*Your task:* Identical copies of all the records below are needed.

*Excerpted data:*

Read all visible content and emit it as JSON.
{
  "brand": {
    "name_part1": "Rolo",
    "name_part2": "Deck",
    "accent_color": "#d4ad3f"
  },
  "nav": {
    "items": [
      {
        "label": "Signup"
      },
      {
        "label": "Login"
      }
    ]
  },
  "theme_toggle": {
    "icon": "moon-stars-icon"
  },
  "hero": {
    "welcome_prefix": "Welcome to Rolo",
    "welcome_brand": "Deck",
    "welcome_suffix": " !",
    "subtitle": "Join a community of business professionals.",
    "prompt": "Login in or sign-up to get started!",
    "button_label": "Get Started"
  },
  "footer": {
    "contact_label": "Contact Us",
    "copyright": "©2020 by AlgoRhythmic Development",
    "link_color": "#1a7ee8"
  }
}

*Completed exercise:*
Read all visible content and emit it as JSON.
{
  "brand": {
    "name_part1": "Rolo",
    "name_part2": "Deck",
    "accent_color": "#d4ad3f"
  },
  "nav": {
    "items": [
      {
        "label": "Signup"
      },
      {
        "label": "Login"
      }
    ]
  },
  "theme_toggle": {
    "icon": "moon-stars-icon"
  },
  "hero": {
    "welcome_prefix": "Welcome to Rolo",
    "welcome_brand": "Deck",
    "welcome_suffix": " !",
    "subtitle": "Join a community of business professionals.",
    "prompt": "Login in or sign-up to get started!",
    "button_label": "Get Started"
  },
  "footer": {
    "contact_label": "Contact Us",
    "copyright": "©2020 by AlgoRhythmic Development",
    "link_color": "#1a7ee8"
  }
}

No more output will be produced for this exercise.